in other age groups.
People need safe, convenient places to walk.
People are more likely to walk and move about more when
they feel protected from traffic and safe from crime and hazards.
Maintaining surfaces can keep people who walk from falling
and getting hurt.
This also helps wheelchairs and strollers and is safer for
people with poor vision.
People need to know where places to walk in their
communities exist that are safe and convenient.
Walking routes in and near neighborhoods encourage people
to walk to stops for buses, trains, and trolleys.
US government is:
with partners to carry out the National Prevention Strategy to
make physical activity easier
where people live, work, and play
people get active through programs like Community
and Nutrition, Physical Activity, and Obesity state
and by working
like Safe Routes to Schools
ways that communities can make it easy and convenient for
to be more active.
State or local governments can:
Consider walking when creating long-range community plans.
Consider designing local streets and roadways that are safe for people who
walk and other road users.
Consider opportunities to let community residents use local school tracks
or gyms after classes have finished.
sure existing sidewalks and walking paths are kept in good condition, well
lit and free of problems such as snow, rocks, trash, and fallen tree
Promote walking paths with signs that are easy to read, and route maps
that the public can easily find and use.
Create and support walking programs for employees.
Identify walking paths around or near the work place and promote them with
signs and route maps.
Provide places at work to shower or change clothes, when possible.
Start a walking group with friends and neighbors.
others walk more safely by driving the speed limit and yielding to people
crosswalks and crossing signals when crossing streets and not jaywalk.
Participate in local planning efforts that identify best sites for walking
paths and sidewalks.
with parents and schools to encourage children to walk to school where
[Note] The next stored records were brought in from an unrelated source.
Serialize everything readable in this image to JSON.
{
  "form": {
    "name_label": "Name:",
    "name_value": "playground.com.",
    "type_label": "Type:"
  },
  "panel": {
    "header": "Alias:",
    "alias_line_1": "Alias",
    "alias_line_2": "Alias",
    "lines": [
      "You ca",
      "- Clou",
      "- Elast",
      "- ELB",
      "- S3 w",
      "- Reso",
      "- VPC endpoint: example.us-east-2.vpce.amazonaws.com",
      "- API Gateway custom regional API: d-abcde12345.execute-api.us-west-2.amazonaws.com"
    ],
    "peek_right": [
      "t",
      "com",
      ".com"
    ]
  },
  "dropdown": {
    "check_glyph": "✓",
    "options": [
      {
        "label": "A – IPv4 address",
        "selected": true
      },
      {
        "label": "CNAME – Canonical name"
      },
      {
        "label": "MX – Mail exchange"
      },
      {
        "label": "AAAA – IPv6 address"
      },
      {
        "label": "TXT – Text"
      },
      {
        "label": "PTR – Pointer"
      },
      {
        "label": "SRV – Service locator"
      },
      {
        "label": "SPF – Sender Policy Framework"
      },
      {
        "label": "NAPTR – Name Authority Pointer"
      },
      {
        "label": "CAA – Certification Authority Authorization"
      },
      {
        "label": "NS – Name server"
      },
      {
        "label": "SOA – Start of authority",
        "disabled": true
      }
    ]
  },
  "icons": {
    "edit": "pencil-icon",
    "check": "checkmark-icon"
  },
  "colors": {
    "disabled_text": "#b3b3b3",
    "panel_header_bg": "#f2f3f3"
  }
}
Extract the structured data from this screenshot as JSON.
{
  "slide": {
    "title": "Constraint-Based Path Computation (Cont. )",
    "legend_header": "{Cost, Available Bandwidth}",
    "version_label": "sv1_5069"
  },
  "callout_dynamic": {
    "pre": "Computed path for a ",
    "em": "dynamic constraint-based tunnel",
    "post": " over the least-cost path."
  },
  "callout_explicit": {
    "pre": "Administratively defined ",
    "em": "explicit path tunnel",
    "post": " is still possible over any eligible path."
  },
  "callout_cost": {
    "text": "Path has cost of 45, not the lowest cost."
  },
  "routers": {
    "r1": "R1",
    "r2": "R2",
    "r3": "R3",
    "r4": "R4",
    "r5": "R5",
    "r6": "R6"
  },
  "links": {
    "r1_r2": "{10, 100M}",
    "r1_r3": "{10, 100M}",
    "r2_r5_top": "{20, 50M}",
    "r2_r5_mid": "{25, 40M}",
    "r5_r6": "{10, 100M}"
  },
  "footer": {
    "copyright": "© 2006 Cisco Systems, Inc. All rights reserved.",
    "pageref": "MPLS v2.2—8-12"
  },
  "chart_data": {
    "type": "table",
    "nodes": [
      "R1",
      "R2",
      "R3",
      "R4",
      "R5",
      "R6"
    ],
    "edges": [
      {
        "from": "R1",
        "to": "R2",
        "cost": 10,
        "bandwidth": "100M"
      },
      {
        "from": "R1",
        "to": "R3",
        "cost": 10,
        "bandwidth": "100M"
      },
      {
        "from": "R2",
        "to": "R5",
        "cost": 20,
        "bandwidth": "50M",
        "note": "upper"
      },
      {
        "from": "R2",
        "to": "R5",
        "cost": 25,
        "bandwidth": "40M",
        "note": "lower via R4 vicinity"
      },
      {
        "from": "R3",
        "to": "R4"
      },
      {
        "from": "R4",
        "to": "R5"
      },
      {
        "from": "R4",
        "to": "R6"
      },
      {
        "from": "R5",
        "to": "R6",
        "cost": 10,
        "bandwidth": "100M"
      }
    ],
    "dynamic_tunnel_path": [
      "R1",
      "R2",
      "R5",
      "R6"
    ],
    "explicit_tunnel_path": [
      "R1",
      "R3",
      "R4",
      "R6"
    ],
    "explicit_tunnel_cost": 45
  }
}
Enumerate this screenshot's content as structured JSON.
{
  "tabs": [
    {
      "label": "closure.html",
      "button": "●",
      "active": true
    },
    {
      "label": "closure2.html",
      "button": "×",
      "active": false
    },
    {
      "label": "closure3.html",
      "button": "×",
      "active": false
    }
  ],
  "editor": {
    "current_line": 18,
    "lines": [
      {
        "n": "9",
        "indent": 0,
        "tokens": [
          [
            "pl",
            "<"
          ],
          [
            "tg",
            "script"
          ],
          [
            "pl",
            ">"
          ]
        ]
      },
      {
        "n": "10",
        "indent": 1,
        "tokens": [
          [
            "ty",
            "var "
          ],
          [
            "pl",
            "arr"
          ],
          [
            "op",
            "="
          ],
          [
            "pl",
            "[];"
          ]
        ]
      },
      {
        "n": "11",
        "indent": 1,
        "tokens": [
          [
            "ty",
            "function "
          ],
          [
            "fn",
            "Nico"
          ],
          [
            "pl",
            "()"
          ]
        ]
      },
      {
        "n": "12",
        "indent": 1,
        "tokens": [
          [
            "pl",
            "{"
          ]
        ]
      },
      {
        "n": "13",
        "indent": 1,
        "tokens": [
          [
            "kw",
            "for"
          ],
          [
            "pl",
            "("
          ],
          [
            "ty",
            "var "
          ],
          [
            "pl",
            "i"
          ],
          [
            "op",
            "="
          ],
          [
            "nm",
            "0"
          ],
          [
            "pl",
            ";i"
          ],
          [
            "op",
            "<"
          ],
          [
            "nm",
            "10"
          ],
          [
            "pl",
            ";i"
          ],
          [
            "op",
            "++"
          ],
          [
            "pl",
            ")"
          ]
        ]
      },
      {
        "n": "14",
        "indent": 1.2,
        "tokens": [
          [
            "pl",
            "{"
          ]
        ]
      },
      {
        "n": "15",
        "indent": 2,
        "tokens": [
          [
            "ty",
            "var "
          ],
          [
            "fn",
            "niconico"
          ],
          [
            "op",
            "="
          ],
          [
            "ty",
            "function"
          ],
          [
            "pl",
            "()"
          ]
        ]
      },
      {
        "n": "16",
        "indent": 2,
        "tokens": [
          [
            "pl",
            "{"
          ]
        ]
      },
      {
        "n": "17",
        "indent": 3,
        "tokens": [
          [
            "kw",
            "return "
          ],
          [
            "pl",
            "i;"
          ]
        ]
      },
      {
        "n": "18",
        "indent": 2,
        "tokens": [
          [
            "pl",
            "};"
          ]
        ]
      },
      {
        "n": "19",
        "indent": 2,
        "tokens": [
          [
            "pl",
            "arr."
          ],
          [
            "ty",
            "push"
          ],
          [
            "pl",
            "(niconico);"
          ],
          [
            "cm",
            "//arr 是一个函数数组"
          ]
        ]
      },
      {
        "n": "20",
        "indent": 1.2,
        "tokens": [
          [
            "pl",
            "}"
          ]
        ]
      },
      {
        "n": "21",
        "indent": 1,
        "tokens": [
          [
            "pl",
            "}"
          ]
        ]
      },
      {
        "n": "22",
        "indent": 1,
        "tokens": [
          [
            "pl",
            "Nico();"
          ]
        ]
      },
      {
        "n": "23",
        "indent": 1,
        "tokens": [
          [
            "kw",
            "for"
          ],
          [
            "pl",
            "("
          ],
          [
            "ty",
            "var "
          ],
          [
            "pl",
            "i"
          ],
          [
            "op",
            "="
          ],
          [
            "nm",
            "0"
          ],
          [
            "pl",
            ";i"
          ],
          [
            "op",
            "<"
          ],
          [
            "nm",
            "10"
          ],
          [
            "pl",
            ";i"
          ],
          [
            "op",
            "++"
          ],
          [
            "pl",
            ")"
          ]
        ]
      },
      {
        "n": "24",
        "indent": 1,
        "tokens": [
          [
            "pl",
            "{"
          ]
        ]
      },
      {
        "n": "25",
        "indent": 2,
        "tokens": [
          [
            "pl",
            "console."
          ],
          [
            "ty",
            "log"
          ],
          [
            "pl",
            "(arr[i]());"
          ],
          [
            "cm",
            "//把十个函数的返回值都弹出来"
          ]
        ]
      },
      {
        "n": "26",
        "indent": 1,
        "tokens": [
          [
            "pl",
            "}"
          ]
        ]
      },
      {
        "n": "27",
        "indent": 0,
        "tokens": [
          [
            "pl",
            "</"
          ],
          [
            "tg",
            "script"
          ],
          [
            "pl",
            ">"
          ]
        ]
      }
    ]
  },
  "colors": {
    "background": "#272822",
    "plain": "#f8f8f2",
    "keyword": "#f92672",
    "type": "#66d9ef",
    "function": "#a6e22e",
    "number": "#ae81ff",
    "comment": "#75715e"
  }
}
For more information, please contact:
Telephone: 1-800-CDC-INFO (800-232-4636)
TTY: (888) 232-6348
for Disease Control and Prevention
1600 Clifton Rd
Atlanta, GA 30333